Read carefully

If every job posting was the same, there’d be no need to modify your CV. Unfortunately, that’s not the case. They will have been written with an ideal candidate in mind, so make sure you read each one through thoroughly so you understand the precise requirements and responsibilities. You need to answer the implicit questions within each job posting, so print each one out and keep referring back to it as you write. Make sure that you’re responding to each point.

Find names

A CV should come with a covering letter, or it could just be sent straight to a certain person via mail or, more commonly, email. If you can get the name of the person who will be reading it, you’ll have impressed them right away. See if you can find that information by looking online; Twitter profiles and company ‘About’ pages are usually useful in this regard. Alternatively, phone up the company and ask who applications will be addressed to.

Use keywords
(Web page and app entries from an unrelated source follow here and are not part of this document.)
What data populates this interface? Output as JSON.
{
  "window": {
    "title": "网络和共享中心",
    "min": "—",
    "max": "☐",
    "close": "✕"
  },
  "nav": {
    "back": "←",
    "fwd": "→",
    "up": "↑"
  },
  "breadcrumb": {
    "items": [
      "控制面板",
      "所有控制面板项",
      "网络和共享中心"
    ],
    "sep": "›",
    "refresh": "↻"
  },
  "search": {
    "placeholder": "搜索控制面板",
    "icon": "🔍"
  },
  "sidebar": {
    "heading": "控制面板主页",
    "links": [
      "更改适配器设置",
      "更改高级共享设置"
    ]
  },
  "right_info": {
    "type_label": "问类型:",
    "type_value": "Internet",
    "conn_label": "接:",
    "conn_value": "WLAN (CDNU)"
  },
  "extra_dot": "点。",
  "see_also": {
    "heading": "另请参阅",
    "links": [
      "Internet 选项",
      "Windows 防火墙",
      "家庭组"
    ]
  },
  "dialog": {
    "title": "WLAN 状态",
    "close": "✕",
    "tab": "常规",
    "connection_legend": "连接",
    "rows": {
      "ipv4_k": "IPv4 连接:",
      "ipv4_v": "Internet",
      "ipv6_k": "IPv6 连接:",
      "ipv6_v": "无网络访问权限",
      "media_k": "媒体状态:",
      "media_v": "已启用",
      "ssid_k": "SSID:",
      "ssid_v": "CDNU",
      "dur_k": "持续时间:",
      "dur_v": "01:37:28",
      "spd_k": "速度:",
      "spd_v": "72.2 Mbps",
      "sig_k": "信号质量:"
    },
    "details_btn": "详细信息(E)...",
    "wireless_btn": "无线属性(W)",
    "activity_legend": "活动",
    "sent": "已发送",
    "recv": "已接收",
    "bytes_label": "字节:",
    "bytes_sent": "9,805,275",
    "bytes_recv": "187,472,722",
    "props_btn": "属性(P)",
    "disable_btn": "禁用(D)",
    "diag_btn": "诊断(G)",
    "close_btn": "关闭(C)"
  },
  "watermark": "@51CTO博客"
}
Forbes estimates that recruiters only spend an average of 6.25 seconds looking at a CV. That means that they are scanning instead of reading, so you need to think in terms of keywords. Try reflecting the most unique ones used in the job ad itself, then work them into your own writing. You should normally look at keywords that link directly to the role, not just generic attributes like ‘ambitious’.​

Rework experience

You should never lie about prior experience, but you can cherry-pick the facts that you share. If you’re looking for office work but previously worked in a restaurant, talking about how you had to make customers feel welcome isn’t ideal. Instead, write about all the tasks you had to do at once, then emphasise the numerical skills that were required.

Employers want to find the right person, so they’ll write a job ad to attract them. A successful candidate will be the one who meets the requirements they set out, so don’t aim in the wrong direction.